In Baltimore, liquor stores are disproportionately located in predominantly African-American census tracts.1 · Baltimore children who live in close proximity to alcohol outlets are at increased risk of seeing people selling drugs.2 An estimated 54.8 percent of Baltimore City Public School children have at least one liquor store within a quarter mile of their home, while only 13.1 percent have a grocery store within a quarter mile.3 Across the US, higher alcohol outlet density has consistently been found to be associated with higher rates of violent crime, such as homicide, aggravated assault, rape, robbery and burglary. Studies have also found that the density of stores selling alcohol for off-site consumption is associated with even higher levels of violence.4,5,6
Excessive Liquor Presence in Baltimore
The Standard:1 liquor license for every 1,000 residents, or a total of about 625 licenses (according to the Baltimore City Liquor Licensing Board Standard)
The Reality: Currently 1,330 licenses in Baltimore, about twice the number Baltimore should have.
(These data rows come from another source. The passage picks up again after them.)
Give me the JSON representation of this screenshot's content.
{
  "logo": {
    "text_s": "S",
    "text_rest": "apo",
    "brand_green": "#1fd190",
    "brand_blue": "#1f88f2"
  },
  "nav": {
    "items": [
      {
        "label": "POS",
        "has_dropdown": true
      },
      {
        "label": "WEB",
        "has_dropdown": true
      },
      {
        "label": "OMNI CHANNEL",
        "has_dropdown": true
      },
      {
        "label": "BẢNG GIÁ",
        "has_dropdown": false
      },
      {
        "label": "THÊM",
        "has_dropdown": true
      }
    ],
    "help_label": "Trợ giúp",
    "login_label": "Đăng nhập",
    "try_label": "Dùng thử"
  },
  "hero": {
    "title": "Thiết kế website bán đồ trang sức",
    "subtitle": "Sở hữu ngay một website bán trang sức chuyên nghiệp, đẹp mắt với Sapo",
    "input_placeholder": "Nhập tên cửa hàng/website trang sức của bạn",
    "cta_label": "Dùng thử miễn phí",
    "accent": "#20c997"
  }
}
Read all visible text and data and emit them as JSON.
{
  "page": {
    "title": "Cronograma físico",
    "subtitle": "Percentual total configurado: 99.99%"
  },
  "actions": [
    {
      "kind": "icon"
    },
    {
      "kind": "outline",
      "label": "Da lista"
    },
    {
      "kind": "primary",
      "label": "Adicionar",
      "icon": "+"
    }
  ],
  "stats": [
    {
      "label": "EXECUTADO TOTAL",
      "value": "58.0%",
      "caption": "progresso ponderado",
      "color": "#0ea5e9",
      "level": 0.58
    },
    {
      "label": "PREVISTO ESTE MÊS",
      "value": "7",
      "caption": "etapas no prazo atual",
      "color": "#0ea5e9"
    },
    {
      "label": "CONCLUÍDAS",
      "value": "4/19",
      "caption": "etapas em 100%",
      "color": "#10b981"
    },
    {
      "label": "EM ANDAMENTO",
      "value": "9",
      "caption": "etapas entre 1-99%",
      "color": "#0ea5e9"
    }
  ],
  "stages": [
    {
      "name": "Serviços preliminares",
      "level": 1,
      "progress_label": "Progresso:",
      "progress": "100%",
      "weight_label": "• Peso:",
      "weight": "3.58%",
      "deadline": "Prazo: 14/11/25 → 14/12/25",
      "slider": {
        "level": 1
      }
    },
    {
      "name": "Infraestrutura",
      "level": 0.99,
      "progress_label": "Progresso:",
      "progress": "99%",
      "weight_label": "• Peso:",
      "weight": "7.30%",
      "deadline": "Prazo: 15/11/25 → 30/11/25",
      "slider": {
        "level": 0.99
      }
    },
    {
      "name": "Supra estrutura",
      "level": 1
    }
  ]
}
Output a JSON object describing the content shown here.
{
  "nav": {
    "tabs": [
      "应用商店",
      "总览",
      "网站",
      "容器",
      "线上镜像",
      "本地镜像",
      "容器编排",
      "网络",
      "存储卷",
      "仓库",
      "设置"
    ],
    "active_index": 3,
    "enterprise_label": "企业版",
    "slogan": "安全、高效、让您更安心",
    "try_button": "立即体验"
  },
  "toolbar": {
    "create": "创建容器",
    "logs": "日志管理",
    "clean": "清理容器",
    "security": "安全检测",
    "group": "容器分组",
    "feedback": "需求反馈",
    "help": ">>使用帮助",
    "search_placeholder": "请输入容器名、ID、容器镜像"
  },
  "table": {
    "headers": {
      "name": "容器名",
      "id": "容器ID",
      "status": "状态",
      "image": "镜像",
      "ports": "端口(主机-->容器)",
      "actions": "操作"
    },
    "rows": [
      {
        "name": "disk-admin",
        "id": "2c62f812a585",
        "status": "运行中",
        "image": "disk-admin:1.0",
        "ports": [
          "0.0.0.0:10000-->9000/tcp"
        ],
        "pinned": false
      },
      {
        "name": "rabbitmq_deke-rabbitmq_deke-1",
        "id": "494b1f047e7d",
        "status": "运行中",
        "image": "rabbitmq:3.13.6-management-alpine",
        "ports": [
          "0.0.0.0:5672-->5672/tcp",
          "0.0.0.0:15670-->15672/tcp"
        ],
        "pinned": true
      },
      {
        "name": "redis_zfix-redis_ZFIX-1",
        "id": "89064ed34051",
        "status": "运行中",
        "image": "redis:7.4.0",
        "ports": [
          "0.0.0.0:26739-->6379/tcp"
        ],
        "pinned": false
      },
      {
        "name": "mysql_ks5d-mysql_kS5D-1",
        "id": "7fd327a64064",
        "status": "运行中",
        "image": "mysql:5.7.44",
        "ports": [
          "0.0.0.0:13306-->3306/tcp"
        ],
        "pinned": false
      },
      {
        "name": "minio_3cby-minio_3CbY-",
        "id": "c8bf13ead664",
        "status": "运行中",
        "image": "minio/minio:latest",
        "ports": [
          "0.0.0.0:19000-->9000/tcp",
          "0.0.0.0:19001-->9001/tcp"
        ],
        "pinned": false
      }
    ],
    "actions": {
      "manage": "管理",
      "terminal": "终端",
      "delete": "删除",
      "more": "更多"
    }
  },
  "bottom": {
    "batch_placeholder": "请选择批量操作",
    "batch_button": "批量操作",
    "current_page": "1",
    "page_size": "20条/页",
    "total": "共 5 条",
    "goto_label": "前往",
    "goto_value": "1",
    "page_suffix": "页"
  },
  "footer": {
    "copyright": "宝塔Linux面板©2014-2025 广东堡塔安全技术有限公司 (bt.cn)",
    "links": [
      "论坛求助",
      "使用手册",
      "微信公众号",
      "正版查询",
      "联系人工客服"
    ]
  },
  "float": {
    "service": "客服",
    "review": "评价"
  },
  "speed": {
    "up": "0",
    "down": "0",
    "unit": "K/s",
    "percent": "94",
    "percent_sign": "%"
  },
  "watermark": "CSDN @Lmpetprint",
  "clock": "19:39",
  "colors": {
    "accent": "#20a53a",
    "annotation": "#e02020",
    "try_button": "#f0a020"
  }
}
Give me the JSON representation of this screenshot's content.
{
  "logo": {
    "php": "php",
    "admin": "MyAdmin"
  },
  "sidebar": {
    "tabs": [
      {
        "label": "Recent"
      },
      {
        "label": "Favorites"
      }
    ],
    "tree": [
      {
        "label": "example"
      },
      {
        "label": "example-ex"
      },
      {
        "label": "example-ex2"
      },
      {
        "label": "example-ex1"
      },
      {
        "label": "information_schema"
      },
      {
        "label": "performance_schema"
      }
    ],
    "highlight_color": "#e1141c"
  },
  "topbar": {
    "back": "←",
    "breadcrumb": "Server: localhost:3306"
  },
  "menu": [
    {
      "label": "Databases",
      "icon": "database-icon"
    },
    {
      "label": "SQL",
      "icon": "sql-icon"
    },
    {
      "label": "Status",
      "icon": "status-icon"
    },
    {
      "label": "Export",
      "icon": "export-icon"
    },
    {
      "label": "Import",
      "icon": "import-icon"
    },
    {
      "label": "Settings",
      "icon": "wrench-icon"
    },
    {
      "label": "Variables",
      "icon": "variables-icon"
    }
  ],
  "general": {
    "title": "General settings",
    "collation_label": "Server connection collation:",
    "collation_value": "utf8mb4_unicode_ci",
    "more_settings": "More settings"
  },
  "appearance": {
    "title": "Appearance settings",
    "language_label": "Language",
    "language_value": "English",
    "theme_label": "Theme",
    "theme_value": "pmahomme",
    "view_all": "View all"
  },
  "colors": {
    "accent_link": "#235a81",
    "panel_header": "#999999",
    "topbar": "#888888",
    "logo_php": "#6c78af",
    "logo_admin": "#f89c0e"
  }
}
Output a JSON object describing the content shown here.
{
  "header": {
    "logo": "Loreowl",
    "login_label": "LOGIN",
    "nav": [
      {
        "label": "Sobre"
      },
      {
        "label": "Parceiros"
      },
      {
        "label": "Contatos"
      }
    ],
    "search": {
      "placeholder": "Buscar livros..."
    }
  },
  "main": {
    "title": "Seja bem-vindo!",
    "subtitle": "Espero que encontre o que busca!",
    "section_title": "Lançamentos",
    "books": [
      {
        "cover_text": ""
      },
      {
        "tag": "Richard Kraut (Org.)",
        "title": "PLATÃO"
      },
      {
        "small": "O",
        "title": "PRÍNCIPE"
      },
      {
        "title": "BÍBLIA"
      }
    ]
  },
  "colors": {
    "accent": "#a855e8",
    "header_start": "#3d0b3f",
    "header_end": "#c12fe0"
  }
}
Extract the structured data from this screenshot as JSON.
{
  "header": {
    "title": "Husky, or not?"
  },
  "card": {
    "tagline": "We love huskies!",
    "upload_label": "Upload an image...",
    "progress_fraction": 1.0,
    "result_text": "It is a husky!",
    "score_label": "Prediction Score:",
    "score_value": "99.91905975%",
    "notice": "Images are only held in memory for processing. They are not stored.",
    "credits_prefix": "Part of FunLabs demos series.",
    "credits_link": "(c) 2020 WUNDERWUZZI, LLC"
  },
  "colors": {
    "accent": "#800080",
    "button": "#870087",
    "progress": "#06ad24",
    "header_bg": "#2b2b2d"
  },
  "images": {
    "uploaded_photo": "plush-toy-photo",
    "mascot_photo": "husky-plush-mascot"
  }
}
Some are operating in residential areas.
Stay up to date on this legislation! Have you read our latest articles on Alcohol Outlet Density Reduction?
- Community Forum: Regulating Liquor in Baltimore City
- Reservoir Hill to Host Meeting on Liquor Legislation
- District 4 Talks Liquor Legislation
- Dear Legislatures, Give Baltimore’s Residents a Voice on Liquor Legislation
- Where Councilman Branch’s Constituents Fall on Liquor Legislation
- CPHA 101: TransForm Baltimore and Existing Alcohol Outlets
- Council Update: Alcohol Outlet Density Reduction
- Youth Testimony Shapes City Liquor Policy
- CPHA Recap: October 3rd Alcohol Outlet Density Reduction Hearing
- Prepare Yourself for the Liquor Hearing this Thursday October 3rd
- Liquor Stores Linked to Gun Violence in Chicago
- City Council to Consider Liquor Legislation October 3rd
- Urban Health Institute Selects CPHA for Community Partner Grant
- Liquor Hearing: Talking Points We Hope Not To Hear from City Council this Fall
- Liquor Legislation Watch: Councilman Reisinger and Councilman Stokes
- Baltimore’s District 13: Non Conforming Liquor Outlets
- Baltimore’s District 7: Non Conforming Alcohol Outlets
- Take 2: Where are Non Conforming Liquor Stores?
- Mapping Baltimore: Where are Non-Conforming Liquor Stores?
- Baltimore Leading the Way: Study Supports Zoning Effort to Regulate Alcohol Density
- Baltimore Planning Commission Approves Update to Zoning Code
Call or write your City Council representative and encourage their support of the rezoning effort. Council members’ phone numbers and emails can be found at:
Write letters to the editor and share your support publicly: